Power Grid Blog
May 14, 2012 | AAPD Power Grid Blog Team
Independent living and full participation in the community are fundamental aspects of full equality for people with disabilities. Because of inadequate access to transportation, 560,000 of Americans with disabilities never leave their homes. It’s clear that our transportation system is leaving people with disabilities behind.
A new report released by AAPD and The Leadership Conference Education Fund describes the ways that transportation policies have failed people with disabilities:
- Adults with disabilities are twice as likely as those without disabilities to have inadequate transportation (31% to 13%).
- At least 12 million people live in rural counties with no public transportation.
- Many transit systems across the country do not comply with the Americans with Disabilities Act.
- Most taxis remain inaccessible for many people with disabilities, including people who use wheelchairs.
Equal access to transportation means access to jobs, education, community activities, and health care. The shortcomings described above, as well as many others set forth in our report, can be addressed through responsible allocation of transportation funds. For example, funds spent on accessible public transportation, communities build around transit, upgrading existing systems, and paratransit access – particularly in rural communities-- will help to close the gap in transportation access. For decades, we have invested disproportionately in new highway funding, which has left many people with disabilities behind. When our transportation policy strands 560,000 people at home, it’s time for a change.

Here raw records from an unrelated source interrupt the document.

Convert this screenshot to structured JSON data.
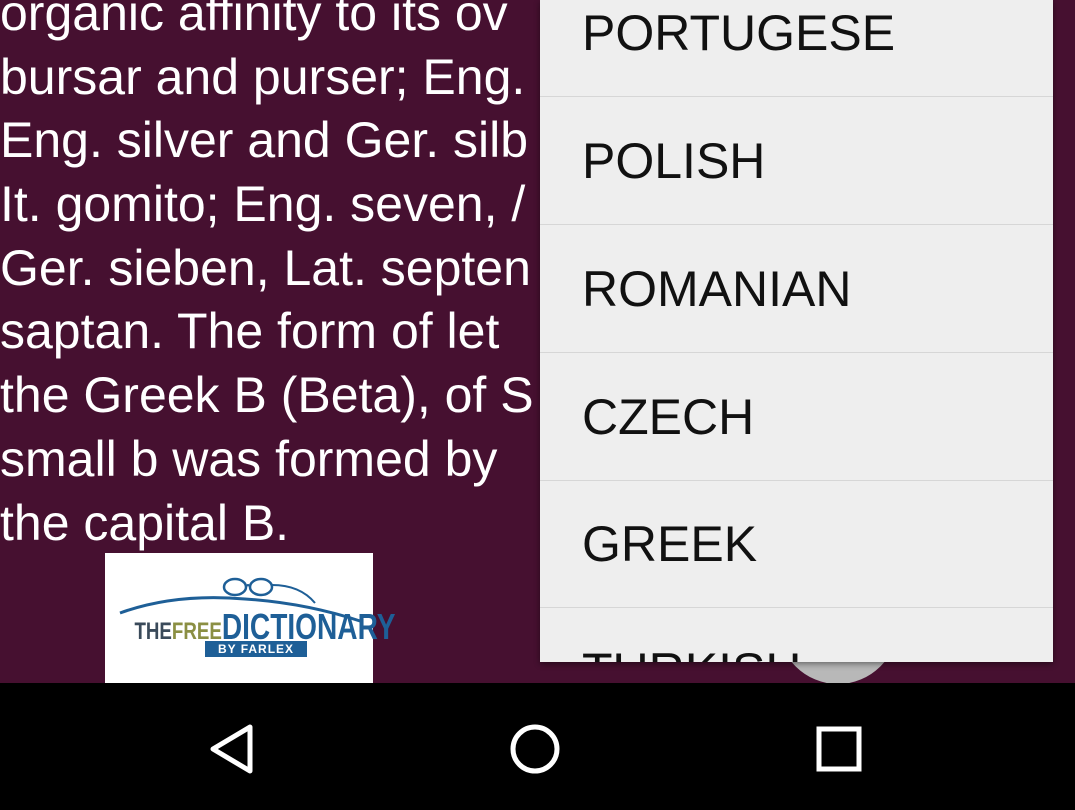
{
  "article": {
    "lines": [
      "organic affinity to its ov",
      "bursar and purser; Eng.",
      "Eng. silver and Ger. silb",
      "It. gomito; Eng. seven, /",
      "Ger. sieben, Lat. septen",
      "saptan. The form of let",
      "the Greek B (Beta), of S",
      "small b was formed by",
      "the capital B."
    ]
  },
  "logo": {
    "the": "THE",
    "free": "FREE",
    "dictionary": "DICTIONARY",
    "by": "BY FARLEX"
  },
  "language_menu": {
    "items": [
      "PORTUGESE",
      "POLISH",
      "ROMANIAN",
      "CZECH",
      "GREEK",
      "TURKISH"
    ]
  },
  "colors": {
    "background": "#461030",
    "menu": "#eeeeee",
    "navbar": "#000000",
    "logo_blue": "#1e5f97",
    "logo_olive": "#8b8f43"
  },
  "nav": {
    "back_icon": "back-icon",
    "home_icon": "home-icon",
    "recents_icon": "recents-icon"
  }
}
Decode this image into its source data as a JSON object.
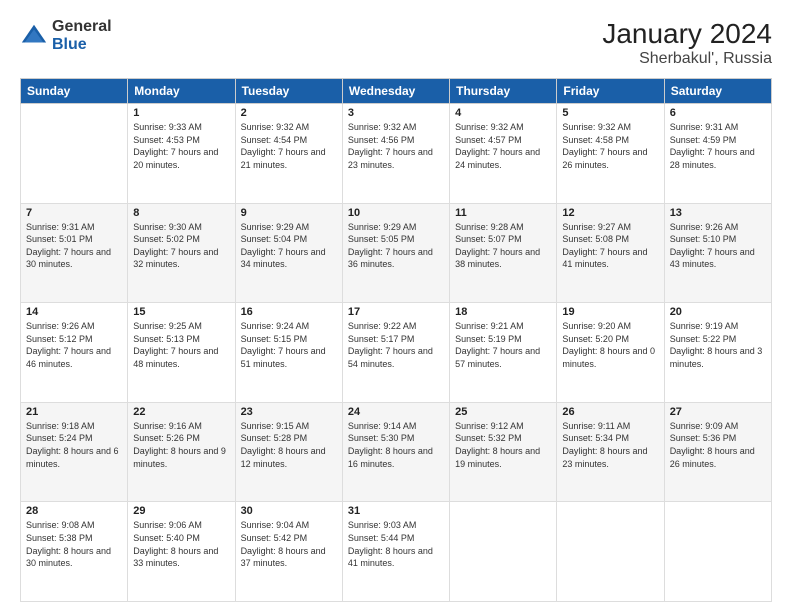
{
  "logo": {
    "general": "General",
    "blue": "Blue"
  },
  "header": {
    "title": "January 2024",
    "subtitle": "Sherbakul', Russia"
  },
  "weekdays": [
    "Sunday",
    "Monday",
    "Tuesday",
    "Wednesday",
    "Thursday",
    "Friday",
    "Saturday"
  ],
  "weeks": [
    [
      {
        "day": "",
        "sunrise": "",
        "sunset": "",
        "daylight": ""
      },
      {
        "day": "1",
        "sunrise": "9:33 AM",
        "sunset": "4:53 PM",
        "daylight": "7 hours and 20 minutes."
      },
      {
        "day": "2",
        "sunrise": "9:32 AM",
        "sunset": "4:54 PM",
        "daylight": "7 hours and 21 minutes."
      },
      {
        "day": "3",
        "sunrise": "9:32 AM",
        "sunset": "4:56 PM",
        "daylight": "7 hours and 23 minutes."
      },
      {
        "day": "4",
        "sunrise": "9:32 AM",
        "sunset": "4:57 PM",
        "daylight": "7 hours and 24 minutes."
      },
      {
        "day": "5",
        "sunrise": "9:32 AM",
        "sunset": "4:58 PM",
        "daylight": "7 hours and 26 minutes."
      },
      {
        "day": "6",
        "sunrise": "9:31 AM",
        "sunset": "4:59 PM",
        "daylight": "7 hours and 28 minutes."
      }
    ],
    [
      {
        "day": "7",
        "sunrise": "9:31 AM",
        "sunset": "5:01 PM",
        "daylight": "7 hours and 30 minutes."
      },
      {
        "day": "8",
        "sunrise": "9:30 AM",
        "sunset": "5:02 PM",
        "daylight": "7 hours and 32 minutes."
      },
      {
        "day": "9",
        "sunrise": "9:29 AM",
        "sunset": "5:04 PM",
        "daylight": "7 hours and 34 minutes."
      },
      {
        "day": "10",
        "sunrise": "9:29 AM",
        "sunset": "5:05 PM",
        "daylight": "7 hours and 36 minutes."
      },
      {
        "day": "11",
        "sunrise": "9:28 AM",
        "sunset": "5:07 PM",
        "daylight": "7 hours and 38 minutes."
      },
      {
        "day": "12",
        "sunrise": "9:27 AM",
        "sunset": "5:08 PM",
        "daylight": "7 hours and 41 minutes."
      },
      {
        "day": "13",
        "sunrise": "9:26 AM",
        "sunset": "5:10 PM",
        "daylight": "7 hours and 43 minutes."
      }
    ],
    [
      {
        "day": "14",
        "sunrise": "9:26 AM",
        "sunset": "5:12 PM",
        "daylight": "7 hours and 46 minutes."
      },
      {
        "day": "15",
        "sunrise": "9:25 AM",
        "sunset": "5:13 PM",
        "daylight": "7 hours and 48 minutes."
      },
      {
        "day": "16",
        "sunrise": "9:24 AM",
        "sunset": "5:15 PM",
        "daylight": "7 hours and 51 minutes."
      },
      {
        "day": "17",
        "sunrise": "9:22 AM",
        "sunset": "5:17 PM",
        "daylight": "7 hours and 54 minutes."
      },
      {
        "day": "18",
        "sunrise": "9:21 AM",
        "sunset": "5:19 PM",
        "daylight": "7 hours and 57 minutes."
      },
      {
        "day": "19",
        "sunrise": "9:20 AM",
        "sunset": "5:20 PM",
        "daylight": "8 hours and 0 minutes."
      },
      {
        "day": "20",
        "sunrise": "9:19 AM",
        "sunset": "5:22 PM",
        "daylight": "8 hours and 3 minutes."
      }
    ],
    [
      {
        "day": "21",
        "sunrise": "9:18 AM",
        "sunset": "5:24 PM",
        "daylight": "8 hours and 6 minutes."
      },
      {
        "day": "22",
        "sunrise": "9:16 AM",
        "sunset": "5:26 PM",
        "daylight": "8 hours and 9 minutes."
      },
      {
        "day": "23",
        "sunrise": "9:15 AM",
        "sunset": "5:28 PM",
        "daylight": "8 hours and 12 minutes."
      },
      {
        "day": "24",
        "sunrise": "9:14 AM",
        "sunset": "5:30 PM",
        "daylight": "8 hours and 16 minutes."
      },
      {
        "day": "25",
        "sunrise": "9:12 AM",
        "sunset": "5:32 PM",
        "daylight": "8 hours and 19 minutes."
      },
      {
        "day": "26",
        "sunrise": "9:11 AM",
        "sunset": "5:34 PM",
        "daylight": "8 hours and 23 minutes."
      },
      {
        "day": "27",
        "sunrise": "9:09 AM",
        "sunset": "5:36 PM",
        "daylight": "8 hours and 26 minutes."
      }
    ],
    [
      {
        "day": "28",
        "sunrise": "9:08 AM",
        "sunset": "5:38 PM",
        "daylight": "8 hours and 30 minutes."
      },
      {
        "day": "29",
        "sunrise": "9:06 AM",
        "sunset": "5:40 PM",
        "daylight": "8 hours and 33 minutes."
      },
      {
        "day": "30",
        "sunrise": "9:04 AM",
        "sunset": "5:42 PM",
        "daylight": "8 hours and 37 minutes."
      },
      {
        "day": "31",
        "sunrise": "9:03 AM",
        "sunset": "5:44 PM",
        "daylight": "8 hours and 41 minutes."
      },
      {
        "day": "",
        "sunrise": "",
        "sunset": "",
        "daylight": ""
      },
      {
        "day": "",
        "sunrise": "",
        "sunset": "",
        "daylight": ""
      },
      {
        "day": "",
        "sunrise": "",
        "sunset": "",
        "daylight": ""
      }
    ]
  ],
  "labels": {
    "sunrise": "Sunrise:",
    "sunset": "Sunset:",
    "daylight": "Daylight:"
  }
}
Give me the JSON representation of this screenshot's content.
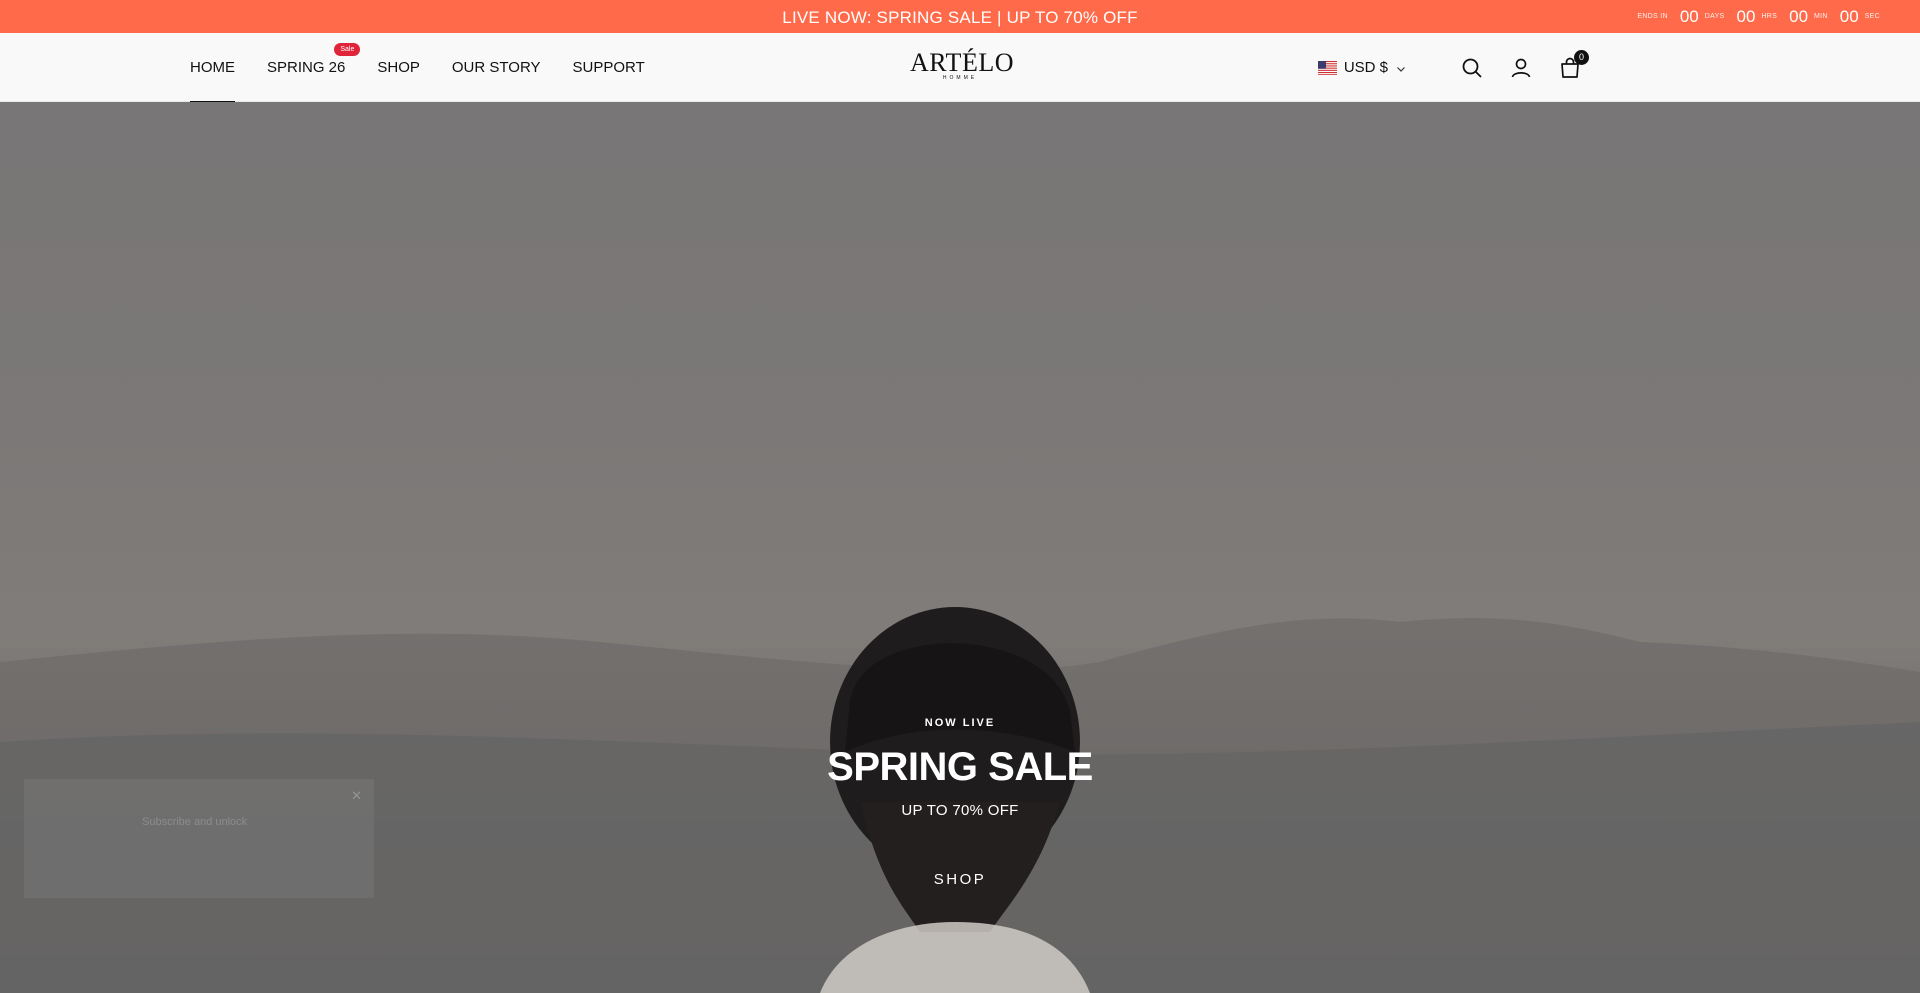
{
  "announcement": {
    "text": "LIVE NOW: SPRING SALE | UP TO 70% OFF",
    "countdown": {
      "ends_in_label": "ENDS IN",
      "days": "00",
      "days_label": "DAYS",
      "hrs": "00",
      "hrs_label": "HRS",
      "min": "00",
      "min_label": "MIN",
      "sec": "00",
      "sec_label": "SEC"
    }
  },
  "nav": {
    "items": [
      {
        "label": "HOME"
      },
      {
        "label": "SPRING 26",
        "badge": "Sale"
      },
      {
        "label": "SHOP"
      },
      {
        "label": "OUR STORY"
      },
      {
        "label": "SUPPORT"
      }
    ]
  },
  "logo": {
    "main": "ARTÉLO",
    "sub": "HOMME"
  },
  "tools": {
    "currency": "USD $",
    "cart_count": "0"
  },
  "hero": {
    "eyebrow": "NOW LIVE",
    "headline": "SPRING SALE",
    "subline": "UP TO 70% OFF",
    "cta": "SHOP"
  },
  "popup": {
    "text": "Subscribe and unlock"
  },
  "colors": {
    "announcement_bg": "#ff6b4a",
    "sale_badge": "#e0243a"
  }
}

As Congress considers surface transportation funding legislation, people with disabilities and our allies are pushing for more accessible options. For more information about transportation equity, see our transportation page: http://www.aapd.com/what-we-do/transportation/